> [PROBLEM DETAILS]: Each record below must be returned exactly as shown.

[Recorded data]

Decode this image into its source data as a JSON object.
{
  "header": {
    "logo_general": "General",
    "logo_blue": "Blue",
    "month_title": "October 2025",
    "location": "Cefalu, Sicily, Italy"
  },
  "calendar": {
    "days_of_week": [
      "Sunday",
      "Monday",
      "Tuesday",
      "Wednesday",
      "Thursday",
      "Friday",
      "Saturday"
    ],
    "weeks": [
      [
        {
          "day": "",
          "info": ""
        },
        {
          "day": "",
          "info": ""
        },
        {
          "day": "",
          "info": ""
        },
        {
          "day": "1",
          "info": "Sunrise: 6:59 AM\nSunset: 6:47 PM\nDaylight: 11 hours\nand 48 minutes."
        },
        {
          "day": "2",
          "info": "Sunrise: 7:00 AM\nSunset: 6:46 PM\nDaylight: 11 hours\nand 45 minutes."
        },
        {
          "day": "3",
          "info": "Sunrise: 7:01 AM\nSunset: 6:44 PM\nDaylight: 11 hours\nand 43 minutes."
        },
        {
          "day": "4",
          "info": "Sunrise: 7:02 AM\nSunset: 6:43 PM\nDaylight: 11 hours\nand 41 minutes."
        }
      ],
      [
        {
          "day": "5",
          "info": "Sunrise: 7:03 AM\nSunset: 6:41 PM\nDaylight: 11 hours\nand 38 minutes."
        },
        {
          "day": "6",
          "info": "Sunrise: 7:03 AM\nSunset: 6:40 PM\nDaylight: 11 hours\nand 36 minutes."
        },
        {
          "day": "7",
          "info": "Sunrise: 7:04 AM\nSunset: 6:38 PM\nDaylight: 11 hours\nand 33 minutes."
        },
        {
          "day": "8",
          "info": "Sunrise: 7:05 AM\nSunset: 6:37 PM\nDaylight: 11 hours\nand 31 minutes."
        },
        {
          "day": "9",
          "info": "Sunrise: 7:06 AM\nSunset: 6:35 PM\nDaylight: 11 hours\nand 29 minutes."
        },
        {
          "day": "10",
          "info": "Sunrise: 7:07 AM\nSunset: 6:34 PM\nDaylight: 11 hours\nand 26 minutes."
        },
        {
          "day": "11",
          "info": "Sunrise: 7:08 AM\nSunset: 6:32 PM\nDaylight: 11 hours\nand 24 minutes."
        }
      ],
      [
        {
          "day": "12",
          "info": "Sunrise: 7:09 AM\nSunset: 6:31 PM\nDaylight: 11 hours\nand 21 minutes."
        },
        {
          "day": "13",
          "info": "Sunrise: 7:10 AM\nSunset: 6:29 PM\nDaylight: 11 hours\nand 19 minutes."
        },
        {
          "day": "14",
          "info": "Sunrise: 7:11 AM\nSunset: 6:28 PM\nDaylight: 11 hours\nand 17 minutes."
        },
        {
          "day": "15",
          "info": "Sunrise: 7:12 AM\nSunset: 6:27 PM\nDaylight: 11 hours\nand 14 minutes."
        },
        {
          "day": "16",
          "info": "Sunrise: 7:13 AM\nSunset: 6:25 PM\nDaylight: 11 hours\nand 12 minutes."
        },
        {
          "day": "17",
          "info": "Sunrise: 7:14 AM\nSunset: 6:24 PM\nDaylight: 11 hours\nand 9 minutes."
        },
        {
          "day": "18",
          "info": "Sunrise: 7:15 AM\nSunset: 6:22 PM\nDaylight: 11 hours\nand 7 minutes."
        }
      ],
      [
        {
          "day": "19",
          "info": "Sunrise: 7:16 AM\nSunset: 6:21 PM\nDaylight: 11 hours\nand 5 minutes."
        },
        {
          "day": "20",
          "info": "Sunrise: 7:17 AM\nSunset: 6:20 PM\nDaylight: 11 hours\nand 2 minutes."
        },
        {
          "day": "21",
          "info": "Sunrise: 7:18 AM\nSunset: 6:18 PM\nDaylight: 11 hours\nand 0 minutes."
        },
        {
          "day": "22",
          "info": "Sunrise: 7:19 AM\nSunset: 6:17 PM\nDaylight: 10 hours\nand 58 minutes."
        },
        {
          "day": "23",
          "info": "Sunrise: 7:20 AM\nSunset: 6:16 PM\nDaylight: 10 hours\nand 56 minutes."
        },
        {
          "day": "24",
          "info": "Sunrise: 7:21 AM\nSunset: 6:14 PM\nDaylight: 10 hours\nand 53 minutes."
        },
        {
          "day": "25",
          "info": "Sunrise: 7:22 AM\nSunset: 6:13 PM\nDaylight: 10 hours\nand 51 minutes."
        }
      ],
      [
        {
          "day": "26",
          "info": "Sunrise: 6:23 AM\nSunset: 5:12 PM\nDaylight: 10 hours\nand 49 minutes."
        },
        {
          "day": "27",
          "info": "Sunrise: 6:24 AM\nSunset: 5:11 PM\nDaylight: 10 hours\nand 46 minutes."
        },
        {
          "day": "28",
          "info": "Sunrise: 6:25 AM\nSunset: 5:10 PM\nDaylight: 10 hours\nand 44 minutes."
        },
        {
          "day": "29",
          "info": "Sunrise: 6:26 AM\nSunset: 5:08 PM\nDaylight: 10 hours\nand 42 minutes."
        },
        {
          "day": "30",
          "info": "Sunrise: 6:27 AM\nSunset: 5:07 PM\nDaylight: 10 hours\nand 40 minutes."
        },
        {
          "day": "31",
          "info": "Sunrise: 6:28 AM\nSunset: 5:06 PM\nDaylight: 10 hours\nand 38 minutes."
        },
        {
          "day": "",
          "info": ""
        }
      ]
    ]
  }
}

> [FINISHED TASK]:
Decode this image into its source data as a JSON object.
{
  "header": {
    "logo_general": "General",
    "logo_blue": "Blue",
    "month_title": "October 2025",
    "location": "Cefalu, Sicily, Italy"
  },
  "calendar": {
    "days_of_week": [
      "Sunday",
      "Monday",
      "Tuesday",
      "Wednesday",
      "Thursday",
      "Friday",
      "Saturday"
    ],
    "weeks": [
      [
        {
          "day": "",
          "info": ""
        },
        {
          "day": "",
          "info": ""
        },
        {
          "day": "",
          "info": ""
        },
        {
          "day": "1",
          "info": "Sunrise: 6:59 AM\nSunset: 6:47 PM\nDaylight: 11 hours\nand 48 minutes."
        },
        {
          "day": "2",
          "info": "Sunrise: 7:00 AM\nSunset: 6:46 PM\nDaylight: 11 hours\nand 45 minutes."
        },
        {
          "day": "3",
          "info": "Sunrise: 7:01 AM\nSunset: 6:44 PM\nDaylight: 11 hours\nand 43 minutes."
        },
        {
          "day": "4",
          "info": "Sunrise: 7:02 AM\nSunset: 6:43 PM\nDaylight: 11 hours\nand 41 minutes."
        }
      ],
      [
        {
          "day": "5",
          "info": "Sunrise: 7:03 AM\nSunset: 6:41 PM\nDaylight: 11 hours\nand 38 minutes."
        },
        {
          "day": "6",
          "info": "Sunrise: 7:03 AM\nSunset: 6:40 PM\nDaylight: 11 hours\nand 36 minutes."
        },
        {
          "day": "7",
          "info": "Sunrise: 7:04 AM\nSunset: 6:38 PM\nDaylight: 11 hours\nand 33 minutes."
        },
        {
          "day": "8",
          "info": "Sunrise: 7:05 AM\nSunset: 6:37 PM\nDaylight: 11 hours\nand 31 minutes."
        },
        {
          "day": "9",
          "info": "Sunrise: 7:06 AM\nSunset: 6:35 PM\nDaylight: 11 hours\nand 29 minutes."
        },
        {
          "day": "10",
          "info": "Sunrise: 7:07 AM\nSunset: 6:34 PM\nDaylight: 11 hours\nand 26 minutes."
        },
        {
          "day": "11",
          "info": "Sunrise: 7:08 AM\nSunset: 6:32 PM\nDaylight: 11 hours\nand 24 minutes."
        }
      ],
      [
        {
          "day": "12",
          "info": "Sunrise: 7:09 AM\nSunset: 6:31 PM\nDaylight: 11 hours\nand 21 minutes."
        },
        {
          "day": "13",
          "info": "Sunrise: 7:10 AM\nSunset: 6:29 PM\nDaylight: 11 hours\nand 19 minutes."
        },
        {
          "day": "14",
          "info": "Sunrise: 7:11 AM\nSunset: 6:28 PM\nDaylight: 11 hours\nand 17 minutes."
        },
        {
          "day": "15",
          "info": "Sunrise: 7:12 AM\nSunset: 6:27 PM\nDaylight: 11 hours\nand 14 minutes."
        },
        {
          "day": "16",
          "info": "Sunrise: 7:13 AM\nSunset: 6:25 PM\nDaylight: 11 hours\nand 12 minutes."
        },
        {
          "day": "17",
          "info": "Sunrise: 7:14 AM\nSunset: 6:24 PM\nDaylight: 11 hours\nand 9 minutes."
        },
        {
          "day": "18",
          "info": "Sunrise: 7:15 AM\nSunset: 6:22 PM\nDaylight: 11 hours\nand 7 minutes."
        }
      ],
      [
        {
          "day": "19",
          "info": "Sunrise: 7:16 AM\nSunset: 6:21 PM\nDaylight: 11 hours\nand 5 minutes."
        },
        {
          "day": "20",
          "info": "Sunrise: 7:17 AM\nSunset: 6:20 PM\nDaylight: 11 hours\nand 2 minutes."
        },
        {
          "day": "21",
          "info": "Sunrise: 7:18 AM\nSunset: 6:18 PM\nDaylight: 11 hours\nand 0 minutes."
        },
        {
          "day": "22",
          "info": "Sunrise: 7:19 AM\nSunset: 6:17 PM\nDaylight: 10 hours\nand 58 minutes."
        },
        {
          "day": "23",
          "info": "Sunrise: 7:20 AM\nSunset: 6:16 PM\nDaylight: 10 hours\nand 56 minutes."
        },
        {
          "day": "24",
          "info": "Sunrise: 7:21 AM\nSunset: 6:14 PM\nDaylight: 10 hours\nand 53 minutes."
        },
        {
          "day": "25",
          "info": "Sunrise: 7:22 AM\nSunset: 6:13 PM\nDaylight: 10 hours\nand 51 minutes."
        }
      ],
      [
        {
          "day": "26",
          "info": "Sunrise: 6:23 AM\nSunset: 5:12 PM\nDaylight: 10 hours\nand 49 minutes."
        },
        {
          "day": "27",
          "info": "Sunrise: 6:24 AM\nSunset: 5:11 PM\nDaylight: 10 hours\nand 46 minutes."
        },
        {
          "day": "28",
          "info": "Sunrise: 6:25 AM\nSunset: 5:10 PM\nDaylight: 10 hours\nand 44 minutes."
        },
        {
          "day": "29",
          "info": "Sunrise: 6:26 AM\nSunset: 5:08 PM\nDaylight: 10 hours\nand 42 minutes."
        },
        {
          "day": "30",
          "info": "Sunrise: 6:27 AM\nSunset: 5:07 PM\nDaylight: 10 hours\nand 40 minutes."
        },
        {
          "day": "31",
          "info": "Sunrise: 6:28 AM\nSunset: 5:06 PM\nDaylight: 10 hours\nand 38 minutes."
        },
        {
          "day": "",
          "info": ""
        }
      ]
    ]
  }
}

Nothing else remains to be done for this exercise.